- “All those flying birds and flashing symbols — my brain falls into order as I complete my training. I’m more efficient and focused.”
So, are you thinking about trying out some brain games? If so, what do inquiring minds need to do before deciding to choose a brain-training product?
- Identify what brain functions you would like to improve: working memory, problem-solving skills, flexibility, and/or speediness of thinking?
- Check online and examine software companies’ claims with a critical eye.
- Does the company provide training that fits your wants and needs?
- Is the training developed by cognitive psychologists?
- Does the company provide access in understandable language to the research underlying their games and exercises?

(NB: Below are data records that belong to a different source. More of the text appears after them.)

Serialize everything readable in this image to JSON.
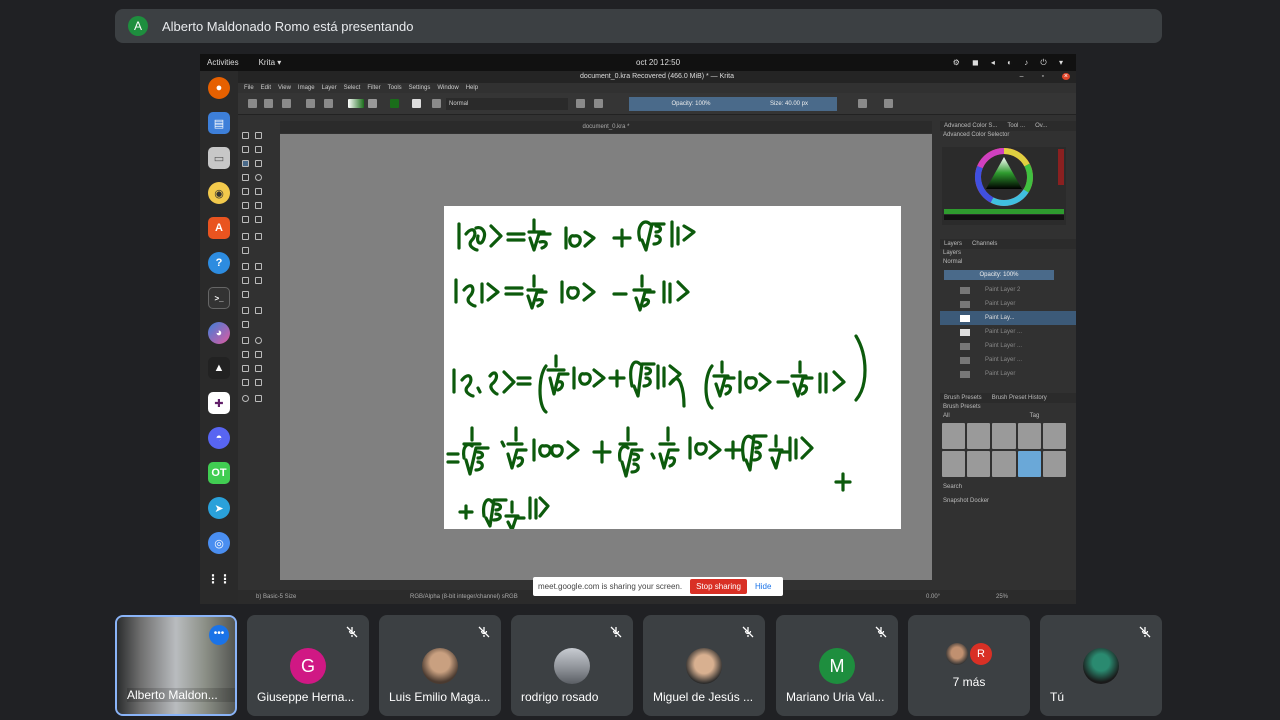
{
  "banner": {
    "avatar_letter": "A",
    "text": "Alberto Maldonado Romo está presentando"
  },
  "topbar": {
    "activities": "Activities",
    "app": "Krita ▾",
    "clock": "oct 20  12:50"
  },
  "krita": {
    "title": "document_0.kra Recovered  (466.0 MiB)  * — Krita",
    "menu": [
      "File",
      "Edit",
      "View",
      "Image",
      "Layer",
      "Select",
      "Filter",
      "Tools",
      "Settings",
      "Window",
      "Help"
    ],
    "blend_mode": "Normal",
    "opacity": "Opacity: 100%",
    "size": "Size: 40.00 px",
    "doc_tab": "document_0.kra *",
    "right_tabs": [
      "Advanced Color S...",
      "Tool ...",
      "Ov..."
    ],
    "color_selector_label": "Advanced Color Selector",
    "layers_tabs": [
      "Layers",
      "Channels"
    ],
    "layers_label": "Layers",
    "layers_blend": "Normal",
    "layers_opacity": "Opacity:  100%",
    "layers": [
      "Paint Layer 2",
      "Paint Layer",
      "Paint Lay...",
      "Paint Layer ...",
      "Paint Layer ...",
      "Paint Layer ...",
      "Paint Layer"
    ],
    "brush_tabs": [
      "Brush Presets",
      "Brush Preset History"
    ],
    "brush_presets_label": "Brush Presets",
    "brush_filter": "All",
    "brush_tag": "Tag",
    "brush_search": "Search",
    "snapshot": "Snapshot Docker",
    "status": {
      "brush": "b) Basic-5 Size",
      "colorspace": "RGB/Alpha (8-bit integer/channel)  sRGB",
      "dims": "2480 (466.0 MiB)",
      "angle": "0.00°",
      "zoom": "25%"
    }
  },
  "share_notice": {
    "text": "meet.google.com is sharing your screen.",
    "stop": "Stop sharing",
    "hide": "Hide"
  },
  "participants": [
    {
      "name": "Alberto Maldon..."
    },
    {
      "name": "Giuseppe Herna...",
      "letter": "G",
      "color": "#d01884"
    },
    {
      "name": "Luis Emilio Maga..."
    },
    {
      "name": "rodrigo rosado"
    },
    {
      "name": "Miguel de Jesús ..."
    },
    {
      "name": "Mariano Uria Val...",
      "letter": "M",
      "color": "#1e8e3e"
    },
    {
      "name": "7 más",
      "letter": "R",
      "color": "#d93025"
    },
    {
      "name": "Tú"
    }
  ],
  "colors": {
    "accent": "#1a73e8",
    "ink": "#0c5a0c",
    "stop": "#d93025"
  }
}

- Does the research cite results comparing an experimental group with a control group?
- Are the subjects in the experiment in your age group? If not, the results may not apply to you.
- Read the promotional information and use the free-trial option before you sign up.
- Decide if you want to have the adventure: Expect fun, learning, and improvement in performance, but not a 10-point jump in your IQ.
Just as Michigan researchers were at the forefront of the cognitive revolution, the scientists’ current focus on the transfer of brain training may lead to deeper understanding of cognitive plasticity, increased opportunities for individuals to boost their brain function and fitness, and sturdy status for brain games.
Till then, let the games begin.